Locate each line in the records containing "title". Copy it.

▶ [TASK DATA]

--------------------

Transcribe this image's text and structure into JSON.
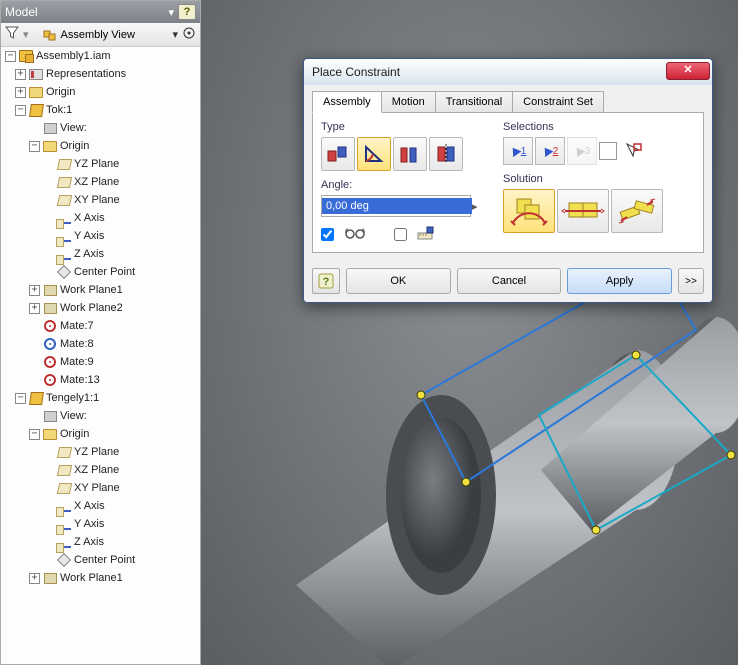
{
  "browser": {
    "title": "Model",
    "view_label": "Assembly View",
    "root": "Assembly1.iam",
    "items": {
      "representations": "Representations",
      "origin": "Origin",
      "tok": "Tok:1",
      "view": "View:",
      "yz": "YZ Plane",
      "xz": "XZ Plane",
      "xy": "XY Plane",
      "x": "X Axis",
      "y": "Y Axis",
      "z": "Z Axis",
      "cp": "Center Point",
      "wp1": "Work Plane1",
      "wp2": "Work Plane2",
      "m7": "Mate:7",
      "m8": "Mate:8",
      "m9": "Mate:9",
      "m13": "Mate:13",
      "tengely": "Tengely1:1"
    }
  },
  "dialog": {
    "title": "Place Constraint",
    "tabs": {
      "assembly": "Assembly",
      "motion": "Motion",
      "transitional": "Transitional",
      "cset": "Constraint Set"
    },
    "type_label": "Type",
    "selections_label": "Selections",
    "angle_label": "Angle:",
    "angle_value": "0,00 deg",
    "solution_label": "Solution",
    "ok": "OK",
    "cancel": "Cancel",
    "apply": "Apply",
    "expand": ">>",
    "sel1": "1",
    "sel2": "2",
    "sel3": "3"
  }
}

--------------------

▶ [RESPONSE TO THE TASK]
    "title": "Model",
    "title": "Place Constraint",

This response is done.